There Will Be a Day
by Jeremy Camp

“…But I hold on to this hope and the promise that He brings
That there will be a place with no more suffering
There will be a day with no more tears, no more pain, and no more fears
There will be a day when the burdens of this place,
Will be no more, we’ll see Jesus face to face
But until that day, we’ll hold on to you always…”

October Hope Whispers

A Tragedy Redeemed by God’s Grace
Results in Hope for Others

In 2014, a woman died from exposure in a parking garage stairwell, because she wasn’t dressed for the cold. That’s when our KELO news partnered with Lewis Drugs to start Keep Keloland Warm. In October and November, there’s a huge box in Lewis where anyone can put their gently used or new coats. There are distribution times and places where people who can’t afford coats can sort through the tables for warm winter wear for themselves and their children. It’s so humbling and gratifying how thankful many of them are and how excited children are to get a “new” coat, mittens, and caps. It doesn’t erase the sadness of the loss of that woman, but God is good to use a tragedy to wake us up and to give us grace to do what we can to ease the suffering of others.

Jesus says:
“So I give you a new command:
Love each other deeply and fully.
Remember the ways that I have loved you,
and demonstrate your love for others
in those same ways.

John 13:34 VOICE

No Matter What We Feel,
There Is Hope,
Because We Are Loved

You Are Loved
by Stars Go Dim

“…You are loved
If your heart’s in a thousand pieces
If you’re lost and you’re far from reason
Just look up; know you are loved
Just look up; and know you are loved
When it feels like something’s missing
If it hurts but you can’t find healing
Just look up, know you are loved
Just look up, know you are loved

And you, don’t have to prove yourself
Don’t try to be someone else
You don’t have to prove yourself
Don’t try to be someone else…”

God Is With Us In the Pain,
Not Only In the Praise

I am slowly reading through Alia Joy‘s book – Glorious Weakness.

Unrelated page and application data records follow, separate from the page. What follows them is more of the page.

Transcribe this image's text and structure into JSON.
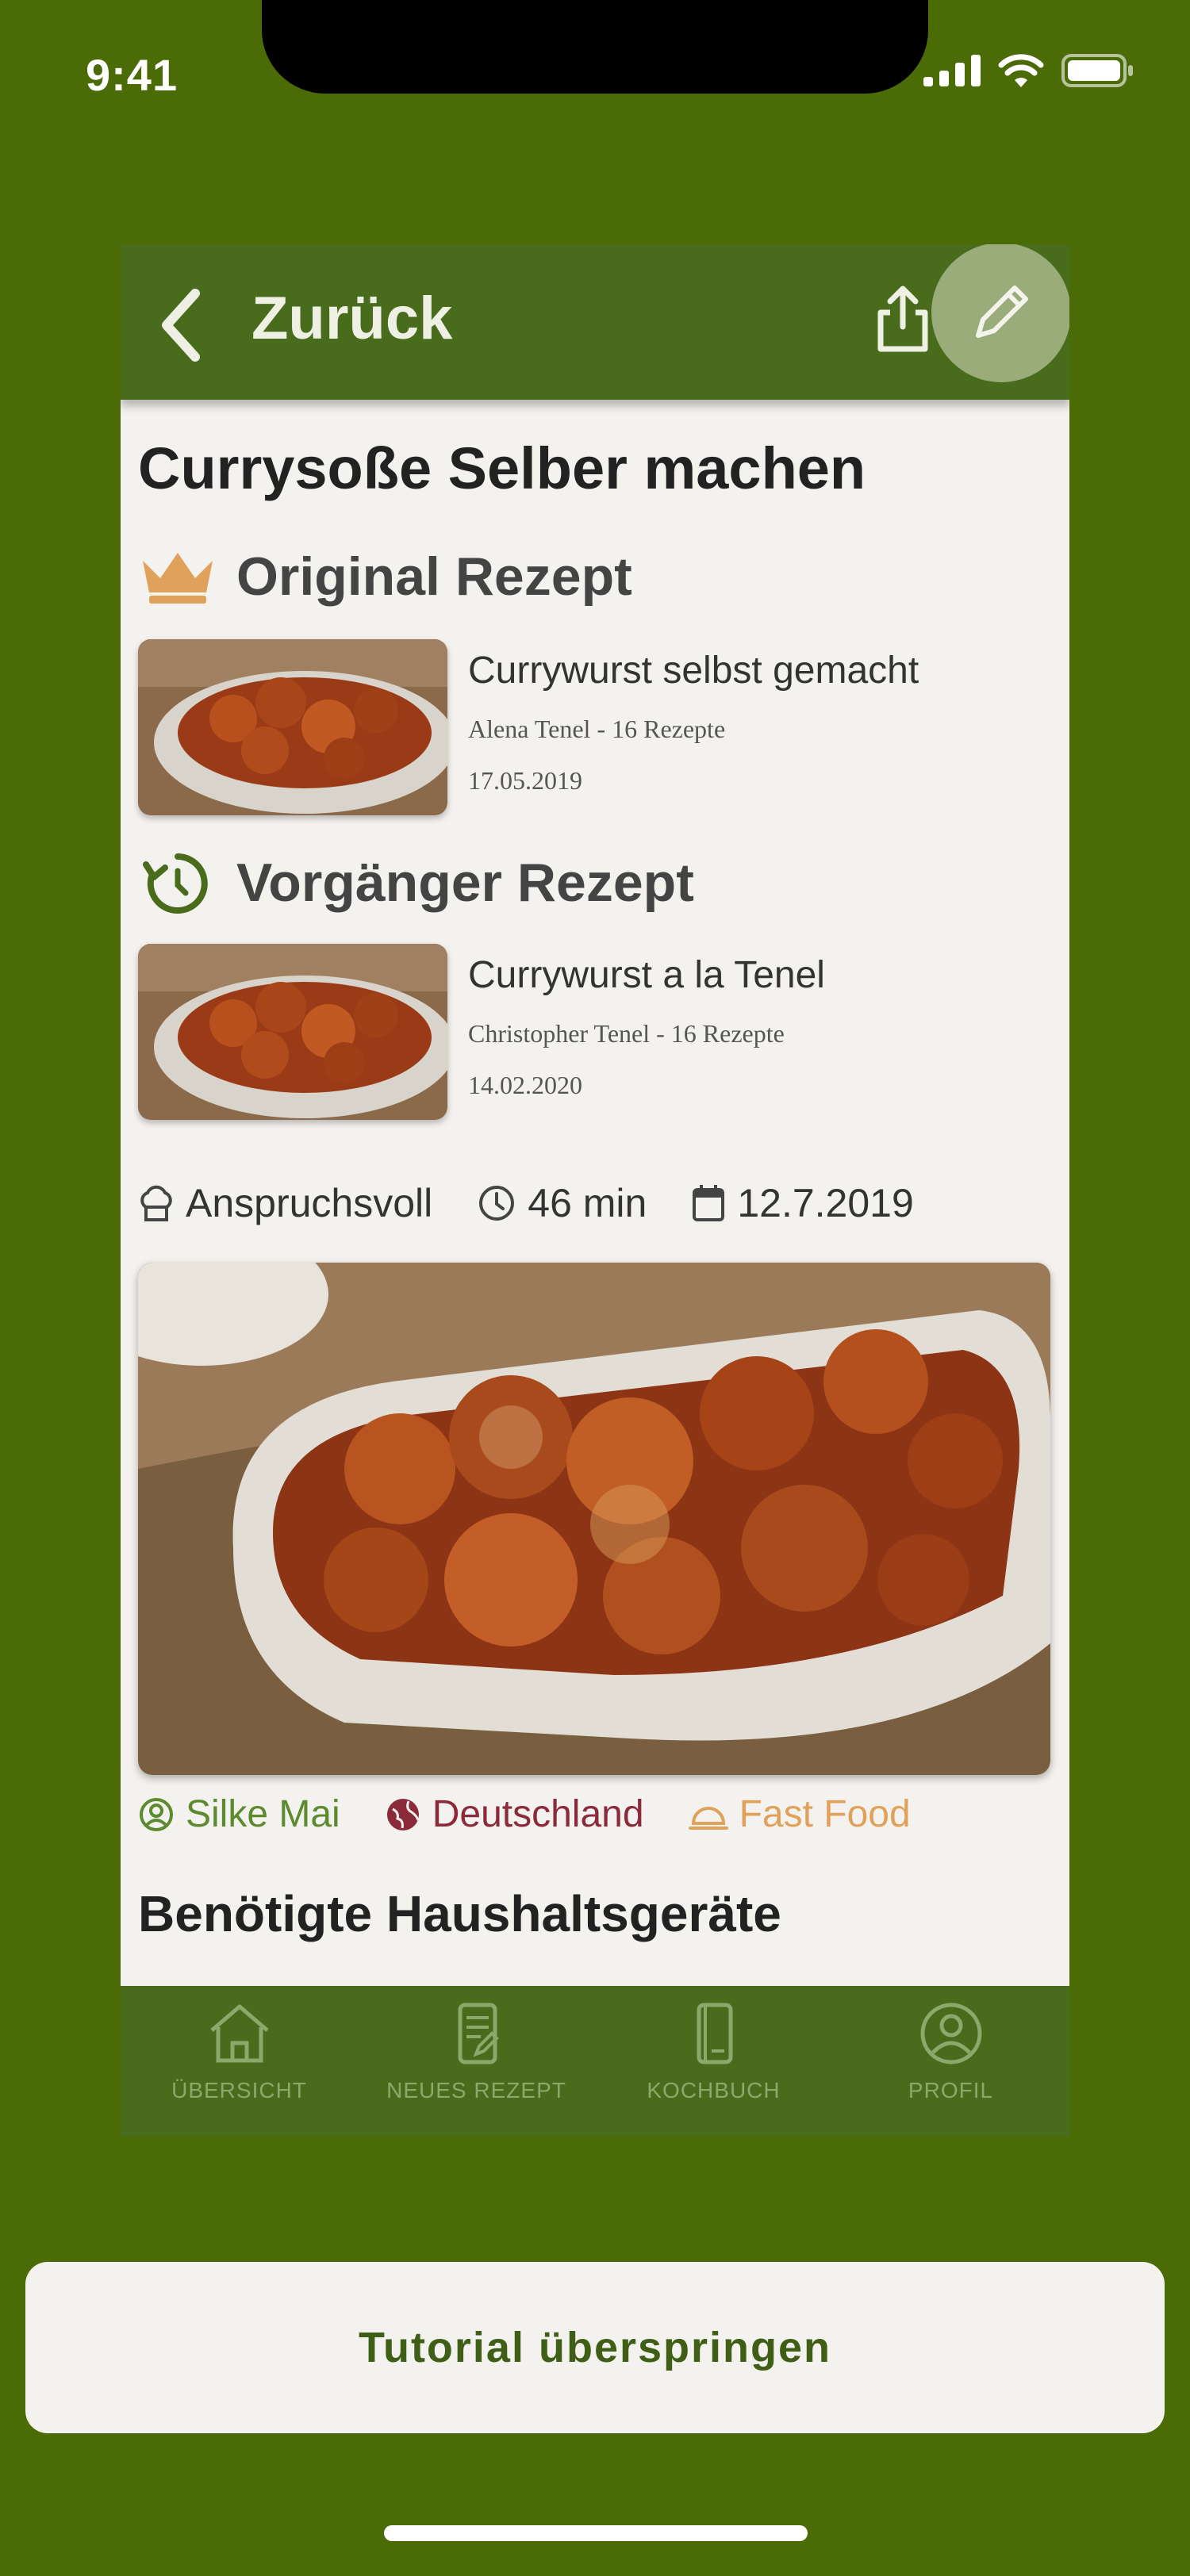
{
  "status_bar": {
    "time": "9:41"
  },
  "header": {
    "back_label": "Zurück"
  },
  "recipe": {
    "title": "Currysoße Selber machen",
    "original": {
      "section_title": "Original Rezept",
      "card_title": "Currywurst selbst gemacht",
      "author": "Alena Tenel - 16 Rezepte",
      "date": "17.05.2019"
    },
    "previous": {
      "section_title": "Vorgänger Rezept",
      "card_title": "Currywurst a la Tenel",
      "author": "Christopher Tenel - 16 Rezepte",
      "date": "14.02.2020"
    },
    "meta": {
      "difficulty": "Anspruchsvoll",
      "duration": "46 min",
      "date": "12.7.2019"
    },
    "tags": {
      "author": "Silke Mai",
      "country": "Deutschland",
      "category": "Fast Food"
    },
    "appliances_title": "Benötigte Haushaltsgeräte"
  },
  "bottom_nav": {
    "items": [
      {
        "label": "ÜBERSICHT",
        "icon": "home-icon"
      },
      {
        "label": "NEUES REZEPT",
        "icon": "note-edit-icon"
      },
      {
        "label": "KOCHBUCH",
        "icon": "book-icon"
      },
      {
        "label": "PROFIL",
        "icon": "profile-icon"
      }
    ]
  },
  "tutorial": {
    "skip_label": "Tutorial überspringen"
  },
  "colors": {
    "background": "#4a6b06",
    "header": "#486b1c",
    "tag_author": "#5c8a2e",
    "tag_country": "#8b2a3a",
    "tag_category": "#e0a25a",
    "crown": "#e0a25a"
  }
}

There were times I had to lay it aside to deal with memory triggers, but I keep taking it up again, because I feel so understood.

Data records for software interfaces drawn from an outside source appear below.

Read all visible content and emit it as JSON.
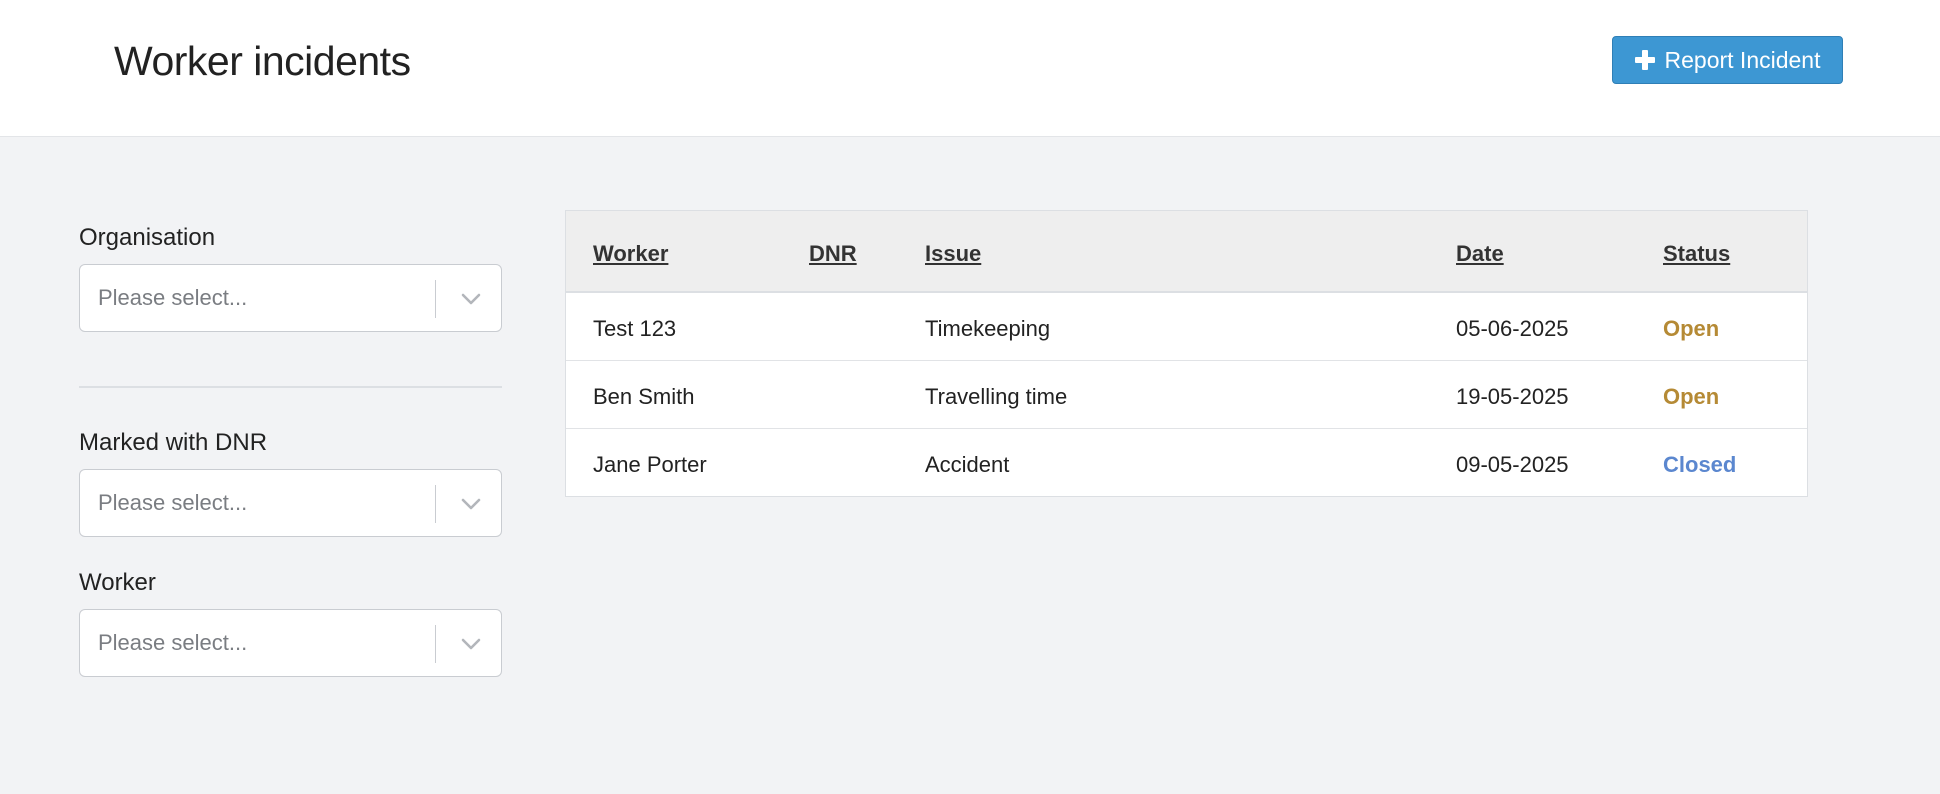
{
  "header": {
    "title": "Worker incidents",
    "report_button_label": "Report Incident"
  },
  "filters": {
    "organisation": {
      "label": "Organisation",
      "placeholder": "Please select..."
    },
    "dnr": {
      "label": "Marked with DNR",
      "placeholder": "Please select..."
    },
    "worker": {
      "label": "Worker",
      "placeholder": "Please select..."
    }
  },
  "table": {
    "columns": [
      "Worker",
      "DNR",
      "Issue",
      "Date",
      "Status"
    ],
    "rows": [
      {
        "worker": "Test 123",
        "dnr": "",
        "issue": "Timekeeping",
        "date": "05-06-2025",
        "status": "Open"
      },
      {
        "worker": "Ben Smith",
        "dnr": "",
        "issue": "Travelling time",
        "date": "19-05-2025",
        "status": "Open"
      },
      {
        "worker": "Jane Porter",
        "dnr": "",
        "issue": "Accident",
        "date": "09-05-2025",
        "status": "Closed"
      }
    ]
  },
  "colors": {
    "accent": "#3d97d3",
    "status_open": "#b58a35",
    "status_closed": "#5b87cf"
  }
}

I don’t think I’ve ever read a book with such gut-wrenching honesty. She doesn’t whitewash the pain of abuse, poverty, loss, racism, injustice, mental illness, chronic illness, or any adversity we go through. She reminds us that “poverty of spirit is the birthplace of all grace” and encourages us to be authentic.

“Sometimes the gospel is perverted to lay a heavy burden on those who most need mercy and grace, who most need a Jesus who meets them in their pain. And I promise you Jesus is that and so much more.”

“What if we believed faith was less about blind devotion to all the right answers and more of an invitation to come fully into relationship with Christ and be met in our most desperate and confusing moments?”

“So often church teaches us to hide our true selves, to cover up our anguish, our rage, our brokenhearted longing for a better story.”

“I wish someone had told me it was okay to succumb to anger, to the great and formidable why? I wish I had understood that God is undaunted by my humanity.”

“Let us pour out the oil of gladness and praise from our lips but let us not forget the wails and cries and pounding fists. God is here too.”

I could keep going with all the truths I highlighted in this book, but these are some of the ones I more recently came across.

Nature is a Retreat of Hope

“All God’s creatures
are a unique
expression of life
whether on earth for 
100 days or 100 years.”
Anthony Douglas Williams

I’m always fascinated by the uniqueness of God’s creatures. Each one has a purpose, whether we enjoy them or are grossed out. Since my brother John moved to Arizona, I am awed by the variety of creatures there, some I’ve never seen before. Thanks again to my brother for sharing his gifts of photography. (🙂 Please respect copyright laws. 🙂)

Hubbard’s Small Silkmouth Caterpillar
Horse Lubber Grasshopper
June Bug and a Bee
Crab Spider
Verdin Bird Eating Bugs
Another Pose of the Verdin Bird